Motorcycles and vehicles drive on a road while fog envelope the area (AP Photo/Muhammad Sajjad) (VOA)

Islamabad, November 6, 2017 : Smog has enveloped much of Pakistan and neighboring India, causing highway accidents and respiratory problems, and forcing many residents to stay home, officials said Saturday.

Pakistani meteorologist Mohammad Hanif said the pollution, caused by dust, the burning of crops, and emissions from factories and brick kilns in Pakistan and neighboring India, was expected to linger until the middle of the month and contribute to smog- a combination of smoke and fog. He advised people to wear facemasks to protect themselves from respiratory ailments.

Mohammad Arshad, a highway police official, said at least 10 people were killed and 25 injured in road accidents linked to poor visibility in various parts of the Punjab province due to smog, since Monday. Authorities have advised people to limit road travel.

Average air pollution in Pakistan’s major cities is about four times higher than the World Health Organization limits.

Similar problems have been reported in the Indian capital, New Delhi, where air quality was rated “very poor” Saturday. Some private schools in New Delhi have suspended sports and outdoor activities.
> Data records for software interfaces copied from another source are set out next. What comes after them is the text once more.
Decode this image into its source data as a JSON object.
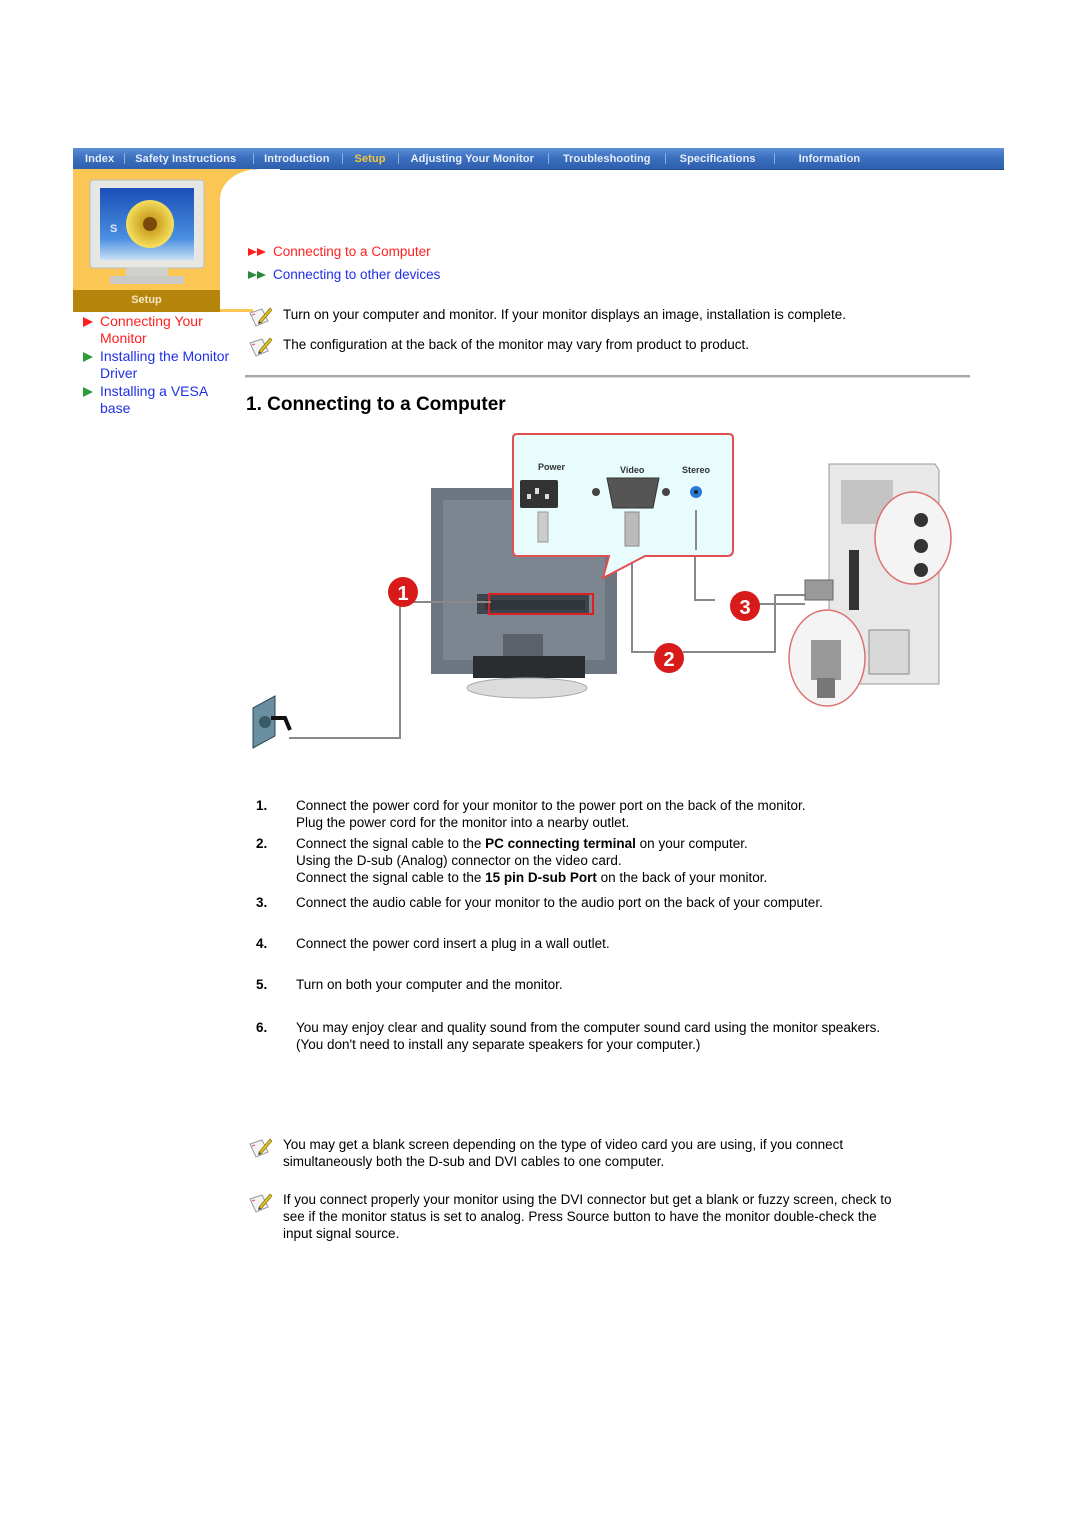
{
  "navbar": {
    "items": [
      {
        "label": "Index",
        "active": false
      },
      {
        "label": "Safety Instructions",
        "active": false
      },
      {
        "label": "Introduction",
        "active": false
      },
      {
        "label": "Setup",
        "active": true
      },
      {
        "label": "Adjusting Your Monitor",
        "active": false
      },
      {
        "label": "Troubleshooting",
        "active": false
      },
      {
        "label": "Specifications",
        "active": false
      },
      {
        "label": "Information",
        "active": false
      }
    ],
    "colors": {
      "background": "#3d70c0",
      "text": "#e8eef8",
      "active_text": "#f2c640"
    }
  },
  "sidebar": {
    "section_label": "Setup",
    "monitor_badge": "S",
    "links": [
      {
        "label": "Connecting Your Monitor",
        "active": true
      },
      {
        "label": "Installing the Monitor Driver",
        "active": false
      },
      {
        "label": "Installing a VESA base",
        "active": false
      }
    ],
    "colors": {
      "panel": "#fcc655",
      "section_bar": "#b5860b",
      "active_link": "#ff1f1f",
      "link": "#1f2fe8"
    }
  },
  "subnav": {
    "items": [
      {
        "label": "Connecting to a Computer",
        "active": true
      },
      {
        "label": "Connecting to other devices",
        "active": false
      }
    ]
  },
  "intro_notes": [
    "Turn on your computer and monitor. If your monitor displays an image, installation is complete.",
    "The configuration at the back of the monitor may vary from product to product."
  ],
  "heading": "1. Connecting to a Computer",
  "diagram": {
    "port_labels": [
      "Power",
      "Video",
      "Stereo"
    ],
    "callouts": [
      "1",
      "2",
      "3"
    ],
    "callout_color": "#d91a1a",
    "zoom_box_color": "#e8fbfd"
  },
  "steps": [
    {
      "num": "1.",
      "lines": [
        [
          {
            "t": "Connect the power cord for your monitor to the power port on the back of the monitor."
          }
        ],
        [
          {
            "t": "Plug the power cord for the monitor into a nearby outlet."
          }
        ]
      ]
    },
    {
      "num": "2.",
      "lines": [
        [
          {
            "t": "Connect the signal cable to the "
          },
          {
            "t": "PC connecting terminal",
            "b": true
          },
          {
            "t": " on your computer."
          }
        ],
        [
          {
            "t": "Using the D-sub (Analog) connector on the video card."
          }
        ],
        [
          {
            "t": "Connect the signal cable to the "
          },
          {
            "t": "15 pin D-sub Port",
            "b": true
          },
          {
            "t": " on the back of your monitor."
          }
        ]
      ]
    },
    {
      "num": "3.",
      "lines": [
        [
          {
            "t": "Connect the audio cable for your monitor to the audio port on the back of your computer."
          }
        ]
      ]
    },
    {
      "num": "4.",
      "lines": [
        [
          {
            "t": "Connect the power cord insert a plug in a wall outlet."
          }
        ]
      ]
    },
    {
      "num": "5.",
      "lines": [
        [
          {
            "t": "Turn on both your computer and the monitor."
          }
        ]
      ]
    },
    {
      "num": "6.",
      "lines": [
        [
          {
            "t": "You may enjoy clear and quality sound from the computer sound card using the monitor speakers."
          }
        ],
        [
          {
            "t": "(You don't need to install any separate speakers for your computer.)"
          }
        ]
      ]
    }
  ],
  "bottom_notes": [
    [
      "You may get a blank screen depending on the type of video card you are using, if you connect",
      "simultaneously both the D-sub and DVI cables to one computer."
    ],
    [
      "If you connect properly your monitor using the DVI connector but get a blank or fuzzy screen, check to",
      "see if the monitor status is set to analog. Press Source button to have the monitor double-check the",
      "input signal source."
    ]
  ]
}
India’s Supreme Court banned the sale of firecrackers in New Delhi ahead of last month’s Hindu Diwali festival to try to curb air pollution in the city notorious for smog. Though reports said air quality was better than last year, pollution levels in the capital hit 18 times the healthy limit the night after the festival, as many dodged the ban. (VOA)